Of course, I'm somewhat of a skeptic. In the bigger picture of things I see Riding the Technical Renaissance is kind of like being part of Microsoft in the late 80's. Eventually we'll hit a limit and all our current projections of the future will start to crumble. Also, I think that, evolution wise, we're like an 18 year old. We feel invincible and we're still so self absorbed about conquering nature that we don't realize our own mortality. IE, that we do have limits. Population being one of them, theoretical understanding limits being another.
Mar
25
comment Is Computer Science a “solvable” field?
Assume that we stop breeding like rabbits over the next 200 years and trim our population to a level that is sustainable and productive (potential decrease from current population or spike in technology being required). The current models all assume that human population will continue to grow. What if it flattens out, how much will humans be able to evolve to keep making intellectual progress at an accelerated rate? I'd assume, not a whole lot (evolution is slow).
Mar
25
comment Is Computer Science a “solvable” field?
Now, theres the expectation in the human models that human's understanding of the universe will continue to grow at an exponential rate but those models neglect to recognize that our understanding is growing at a rate that complements our growth in population. They also neglect to recognize that even humans have a carrying capacity. Our population isn't sustainable now and we all know what happens when populations aren't sustainable...
Mar
25
comment Is Computer Science a “solvable” field?
Think about it like this, people have been cooking as long as we remember. I mean the sum of humankind has been cooking for longer than human history has been recorded. Thats a lot of cooking! Now, if you consider that, after all that time/effort we've only scratched the surface of what can be done with food. If you think of cooking as programming and computer science as chemistry, in the realm of chemistry, we've only scratched the surface of mapping a few proteins. Sure we have a good idea of how things work on a molecular level but we have a long way to go.
Mar
25
comment Is Computer Science a “solvable” field?
I never said I wasn't interested in discussion. Or that the Op's question was dumb, or short sighted. I'm not one to pussyfoot, if that's what I thought, you'd see a comment expressing it under the question (probably in bold). I just lose interest in a discussion when it becomes an endurance match to see who can extend further into the abstract for no benefit other than to prove the other party that the opinion is not wrong. Just because I presented a simple answer doesn't make it wrong and just because an answer is infinitely complex doesn't make it right.
Mar
25
comment Is Computer Science a “solvable” field?

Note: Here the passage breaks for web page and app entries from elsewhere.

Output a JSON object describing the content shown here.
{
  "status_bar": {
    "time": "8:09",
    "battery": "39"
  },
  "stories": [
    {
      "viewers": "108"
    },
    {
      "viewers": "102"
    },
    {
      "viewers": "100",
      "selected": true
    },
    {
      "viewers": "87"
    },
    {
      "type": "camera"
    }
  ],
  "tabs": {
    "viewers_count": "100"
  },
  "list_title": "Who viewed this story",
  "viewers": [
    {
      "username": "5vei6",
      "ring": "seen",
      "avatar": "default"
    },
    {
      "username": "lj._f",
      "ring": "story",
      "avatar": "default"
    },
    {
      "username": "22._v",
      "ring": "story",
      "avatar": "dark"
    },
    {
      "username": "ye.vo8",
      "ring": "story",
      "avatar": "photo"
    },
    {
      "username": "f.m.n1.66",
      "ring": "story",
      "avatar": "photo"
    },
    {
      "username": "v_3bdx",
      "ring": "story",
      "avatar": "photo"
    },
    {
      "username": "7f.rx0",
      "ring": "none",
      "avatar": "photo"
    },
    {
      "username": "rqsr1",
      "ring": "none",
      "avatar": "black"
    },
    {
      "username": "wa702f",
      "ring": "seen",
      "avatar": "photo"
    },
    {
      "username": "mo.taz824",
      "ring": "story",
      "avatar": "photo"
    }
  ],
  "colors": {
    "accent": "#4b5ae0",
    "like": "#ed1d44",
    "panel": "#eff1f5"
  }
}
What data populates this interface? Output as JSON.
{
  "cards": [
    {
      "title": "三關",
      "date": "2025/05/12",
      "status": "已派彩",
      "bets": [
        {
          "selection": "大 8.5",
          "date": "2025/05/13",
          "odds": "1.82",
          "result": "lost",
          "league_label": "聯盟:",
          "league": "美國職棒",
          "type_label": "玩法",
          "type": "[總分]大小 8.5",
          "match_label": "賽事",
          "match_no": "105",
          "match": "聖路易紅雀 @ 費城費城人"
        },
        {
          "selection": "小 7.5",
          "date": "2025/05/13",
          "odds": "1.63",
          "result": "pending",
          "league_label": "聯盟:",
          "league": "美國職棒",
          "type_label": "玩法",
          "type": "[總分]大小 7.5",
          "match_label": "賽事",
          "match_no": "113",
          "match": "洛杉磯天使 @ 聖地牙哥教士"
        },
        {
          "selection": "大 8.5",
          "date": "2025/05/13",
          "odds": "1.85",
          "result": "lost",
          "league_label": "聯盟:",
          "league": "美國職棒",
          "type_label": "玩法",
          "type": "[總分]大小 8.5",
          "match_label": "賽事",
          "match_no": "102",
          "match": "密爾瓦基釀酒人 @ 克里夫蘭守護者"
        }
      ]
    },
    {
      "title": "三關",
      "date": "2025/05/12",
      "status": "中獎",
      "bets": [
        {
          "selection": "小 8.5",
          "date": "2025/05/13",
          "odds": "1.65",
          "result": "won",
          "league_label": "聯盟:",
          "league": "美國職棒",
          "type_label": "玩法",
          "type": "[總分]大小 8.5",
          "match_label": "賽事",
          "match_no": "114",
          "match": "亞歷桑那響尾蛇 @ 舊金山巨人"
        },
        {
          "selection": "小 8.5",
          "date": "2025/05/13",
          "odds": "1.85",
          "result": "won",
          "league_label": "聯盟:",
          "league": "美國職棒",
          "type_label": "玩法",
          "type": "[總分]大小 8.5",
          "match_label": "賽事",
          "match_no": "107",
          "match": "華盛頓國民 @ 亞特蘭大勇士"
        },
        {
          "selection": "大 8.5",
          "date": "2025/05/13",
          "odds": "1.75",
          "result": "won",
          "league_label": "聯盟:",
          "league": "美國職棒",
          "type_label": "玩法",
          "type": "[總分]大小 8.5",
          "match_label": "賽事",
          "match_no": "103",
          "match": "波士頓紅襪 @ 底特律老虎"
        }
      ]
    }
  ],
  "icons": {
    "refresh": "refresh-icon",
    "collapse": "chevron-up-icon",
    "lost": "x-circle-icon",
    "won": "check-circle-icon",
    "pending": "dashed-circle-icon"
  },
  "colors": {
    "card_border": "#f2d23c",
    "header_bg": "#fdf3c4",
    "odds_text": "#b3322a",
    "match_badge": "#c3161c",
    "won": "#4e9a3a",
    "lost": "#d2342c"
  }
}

The air's getting a little thin up here. If you don't mind I'm going to head back down to earth now.
Mar
25
comment taking notes while reading source code of large projects
@rahmanisback I haven't really worked on any of the 'big' projects yet so I guess I haven't seen how bad it could be. :)
Mar
25
comment Is Computer Science a “solvable” field?
Humans rely on abstracts because we only have the mental capacity to understand patterns not the raw information. Think of it like a compression algorithm, if the data is patterned the data can be simplified into a shortened form. Our form of abstraction that we call knowledge is that simplified form. Have we become really good at abstracts? Arguably, yes. Does that mean we have the mental capacity to handle every possible computational form in nature in its full (not simplified) capacity? Of course not.
Mar
25
comment Is Computer Science a “solvable” field?
The theory being the pedantic knowledge (and often broad over arching theorems that abstract away the complexity) and the practical application being the knowledge gained by experience in deploying that theory in real life (where the theorems alone are often proven insufficient on their own). The limits aren't on the knowledge itself but on our willingness to accept that there is complexity beyond our understanding (and therefore more to discover).